Many students spend their high school careers confused about how to impress college admissions offices. Lack of transparency and promises of “holistic reviews” from universities create a general uncertainty, especially with advice coming from all directions: parents, teachers, peers, and counselors.
There is, however, no reason to be anxious about college prep. The College Board, an invaluable resource to students, outlines everything you need to know.
The College Board describes itself as “A non-profit clearing a path for all students to own their future.” The statement conveys the humble nature of the organization; rather than mentioning that they have a monopoly on the college admissions process, they simply phrase their method as one successful path out of several.
Your Best Interests At Heart
The College Board is a self-described and federally classified non-profit organization that lives up to this label. Last year, the CEO of the organization only made an estimate of $1.8 million, the President making $1 million, and top executives only made upwards of $250,000 (per Forbes). The non-profit only made a net revenue of $55 million in 2019 out of its $1 billion overall revenue, so luckily they continue to receive federal funding.
Money that is given to the organization is therefore invested in students’ success. We only have to pay $95 for each AP test and $52 for an SAT. Plus, it is only an additional $16 to take the essay portion of the SAT.
Dave Coleson, a senior at Leesville, praised College Board when asked about submitting test scores to colleges, which is another process made easy by the non-profit. “I only had to spend $100 for colleges to see my optional SAT scores!” Coleson said.
While many nonprofits struggle to provide a navigable website due to limited funding, College Board’s website is not only user-friendly, but widely loved by students.

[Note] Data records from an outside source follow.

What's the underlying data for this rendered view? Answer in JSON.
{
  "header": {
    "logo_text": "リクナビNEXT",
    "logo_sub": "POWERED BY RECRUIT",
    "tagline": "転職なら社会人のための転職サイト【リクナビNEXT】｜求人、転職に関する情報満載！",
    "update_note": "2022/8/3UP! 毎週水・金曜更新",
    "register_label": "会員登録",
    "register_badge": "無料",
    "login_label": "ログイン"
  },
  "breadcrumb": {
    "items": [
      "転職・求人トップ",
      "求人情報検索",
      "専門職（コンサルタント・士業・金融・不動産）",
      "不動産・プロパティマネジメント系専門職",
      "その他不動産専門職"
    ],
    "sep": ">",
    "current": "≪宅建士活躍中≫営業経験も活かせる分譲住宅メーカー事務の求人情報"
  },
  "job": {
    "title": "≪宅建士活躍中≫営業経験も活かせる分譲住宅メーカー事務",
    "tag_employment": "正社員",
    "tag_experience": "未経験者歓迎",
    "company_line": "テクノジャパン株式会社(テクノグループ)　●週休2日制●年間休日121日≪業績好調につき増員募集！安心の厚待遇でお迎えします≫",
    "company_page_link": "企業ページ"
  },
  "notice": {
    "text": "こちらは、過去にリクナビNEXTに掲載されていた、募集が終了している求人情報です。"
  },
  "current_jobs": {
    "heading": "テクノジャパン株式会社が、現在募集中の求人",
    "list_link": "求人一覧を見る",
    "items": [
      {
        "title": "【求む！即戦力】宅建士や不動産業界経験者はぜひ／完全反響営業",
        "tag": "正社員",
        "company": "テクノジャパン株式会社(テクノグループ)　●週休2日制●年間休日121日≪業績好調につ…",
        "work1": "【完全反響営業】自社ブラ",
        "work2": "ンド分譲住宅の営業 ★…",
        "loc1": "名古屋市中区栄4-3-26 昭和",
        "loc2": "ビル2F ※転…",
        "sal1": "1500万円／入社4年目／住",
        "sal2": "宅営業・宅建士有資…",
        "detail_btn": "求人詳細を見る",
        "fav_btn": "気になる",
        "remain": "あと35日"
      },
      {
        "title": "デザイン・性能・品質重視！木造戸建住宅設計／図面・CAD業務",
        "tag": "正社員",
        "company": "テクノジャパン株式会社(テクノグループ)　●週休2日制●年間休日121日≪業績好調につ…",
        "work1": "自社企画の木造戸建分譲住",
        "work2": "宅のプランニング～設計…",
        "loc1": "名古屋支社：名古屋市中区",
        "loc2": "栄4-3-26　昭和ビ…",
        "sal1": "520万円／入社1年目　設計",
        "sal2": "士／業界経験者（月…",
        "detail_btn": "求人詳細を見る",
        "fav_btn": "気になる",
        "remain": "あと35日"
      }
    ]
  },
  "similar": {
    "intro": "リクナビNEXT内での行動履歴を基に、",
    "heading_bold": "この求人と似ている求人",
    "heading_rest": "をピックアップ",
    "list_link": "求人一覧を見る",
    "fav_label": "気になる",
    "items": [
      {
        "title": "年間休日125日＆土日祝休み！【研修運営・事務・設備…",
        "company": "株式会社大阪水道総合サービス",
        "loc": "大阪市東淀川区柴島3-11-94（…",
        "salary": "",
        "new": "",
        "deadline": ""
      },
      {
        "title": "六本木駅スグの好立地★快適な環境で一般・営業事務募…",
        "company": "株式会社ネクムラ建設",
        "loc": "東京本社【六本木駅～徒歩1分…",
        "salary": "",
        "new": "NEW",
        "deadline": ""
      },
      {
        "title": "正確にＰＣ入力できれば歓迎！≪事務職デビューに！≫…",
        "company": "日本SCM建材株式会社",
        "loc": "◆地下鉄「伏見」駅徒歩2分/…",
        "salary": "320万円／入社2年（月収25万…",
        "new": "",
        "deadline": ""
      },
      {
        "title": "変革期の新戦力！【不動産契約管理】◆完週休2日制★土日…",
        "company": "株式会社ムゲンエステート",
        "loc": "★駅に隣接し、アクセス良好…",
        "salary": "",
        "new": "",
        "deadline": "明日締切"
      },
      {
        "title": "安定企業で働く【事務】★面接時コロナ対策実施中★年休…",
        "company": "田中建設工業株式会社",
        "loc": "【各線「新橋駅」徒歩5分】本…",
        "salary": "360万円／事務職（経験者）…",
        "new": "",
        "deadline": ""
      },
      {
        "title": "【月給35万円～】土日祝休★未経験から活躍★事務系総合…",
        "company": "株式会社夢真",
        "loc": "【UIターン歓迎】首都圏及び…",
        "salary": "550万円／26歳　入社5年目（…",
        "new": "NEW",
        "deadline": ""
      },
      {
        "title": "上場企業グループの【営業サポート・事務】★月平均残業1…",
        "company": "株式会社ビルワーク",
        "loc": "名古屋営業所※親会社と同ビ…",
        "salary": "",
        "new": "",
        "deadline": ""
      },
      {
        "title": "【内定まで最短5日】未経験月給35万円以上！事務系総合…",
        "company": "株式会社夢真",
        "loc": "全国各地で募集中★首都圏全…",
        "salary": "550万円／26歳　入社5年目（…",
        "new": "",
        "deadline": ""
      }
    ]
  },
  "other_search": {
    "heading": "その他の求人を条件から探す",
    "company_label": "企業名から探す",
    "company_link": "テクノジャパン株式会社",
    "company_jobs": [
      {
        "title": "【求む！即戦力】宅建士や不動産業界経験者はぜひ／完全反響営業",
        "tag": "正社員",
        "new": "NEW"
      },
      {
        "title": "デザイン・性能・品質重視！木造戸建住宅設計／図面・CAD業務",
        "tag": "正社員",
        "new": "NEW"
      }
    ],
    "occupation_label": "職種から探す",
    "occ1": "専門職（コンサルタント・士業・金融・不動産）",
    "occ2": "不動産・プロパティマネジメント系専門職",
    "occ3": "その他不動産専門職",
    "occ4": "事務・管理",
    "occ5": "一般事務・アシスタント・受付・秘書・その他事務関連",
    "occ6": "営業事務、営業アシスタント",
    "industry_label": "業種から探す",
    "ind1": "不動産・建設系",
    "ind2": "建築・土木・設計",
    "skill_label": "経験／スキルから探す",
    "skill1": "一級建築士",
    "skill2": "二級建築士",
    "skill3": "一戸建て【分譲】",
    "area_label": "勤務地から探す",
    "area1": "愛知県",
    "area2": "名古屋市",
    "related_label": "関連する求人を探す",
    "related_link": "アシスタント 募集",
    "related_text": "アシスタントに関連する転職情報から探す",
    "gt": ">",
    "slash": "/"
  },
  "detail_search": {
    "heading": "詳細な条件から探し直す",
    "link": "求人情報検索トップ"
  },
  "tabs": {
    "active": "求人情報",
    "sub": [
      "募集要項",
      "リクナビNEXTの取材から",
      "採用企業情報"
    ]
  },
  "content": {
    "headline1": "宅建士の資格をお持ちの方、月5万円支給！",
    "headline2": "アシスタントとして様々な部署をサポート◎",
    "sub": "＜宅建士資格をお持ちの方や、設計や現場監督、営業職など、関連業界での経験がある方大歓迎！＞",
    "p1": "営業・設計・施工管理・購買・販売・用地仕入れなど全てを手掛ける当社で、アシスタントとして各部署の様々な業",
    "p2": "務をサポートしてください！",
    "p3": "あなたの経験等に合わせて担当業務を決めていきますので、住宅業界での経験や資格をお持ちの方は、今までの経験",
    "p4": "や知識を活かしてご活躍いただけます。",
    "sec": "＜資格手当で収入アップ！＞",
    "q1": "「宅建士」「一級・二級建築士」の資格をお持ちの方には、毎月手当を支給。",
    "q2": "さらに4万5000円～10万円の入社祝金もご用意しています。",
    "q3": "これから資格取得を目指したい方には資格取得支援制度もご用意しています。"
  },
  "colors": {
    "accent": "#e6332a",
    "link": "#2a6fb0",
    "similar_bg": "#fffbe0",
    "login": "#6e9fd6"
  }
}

Specifically, the login troubleshooting page is frequently used by students and consistently mentioned as a favorite feature.
In addition to an accessible website, College Board provides round-the-clock answers to any question you may have (9am-6pm Monday-Friday). As you sit on hold for a minimum of an hour, you can ponder the answer to your question. Hopefully, by the time a representative is able to help, you will have developed creative alternative solutions.
Phone representatives are highly trained to challenge your thinking and contribute to College Board’s mission to foster problem-solving students. They also have incredible stamina; they will be patient with you and help you edge closer to a conclusion, or direct you to another professional who can do the same.
Students had no reason to worry during the pandemic; College Board spent months formulating a virtual alternative to in-person exams. Many students took two sets of digital exams during the COVID-19 pandemic, and praised the straightforward format of each exam.
“For digital exams, College Board did a great job. I only accidentally skipped one FRQ section on all my exams causing me to fail. They were really good!” Coleson said.
Another student, Alli Glover, felt confident even with shaky wifi. “College Board had a great email backup option for when my exam would not submit due to a wifi issue,” Glover said. She shared a photo of herself crying tears of relief with the Mycenaean staff. Even though the email submission did not go through — that requires sufficient wifi as well — College Board thankfully gave her the opportunity to retake the exam entirely a month later during a family summer vacation.
However, upon sitting down to take her second test and realizing she could not access it, Glover was told over the phone that the first test actually did go through! “I was ecstatic that I didn’t need to apply another month of preparation and stress,” Glover said.
The College Board’s unwavering support of students and firm grasp on American education can provide comfort to any student applying to college.
Your future — and money — are in the right hands.
Hi! My name is Stella Davis and I am a staff writer for The Mycenaean. I play on the varsity softball team at Leesville, and I coach middle school basketball.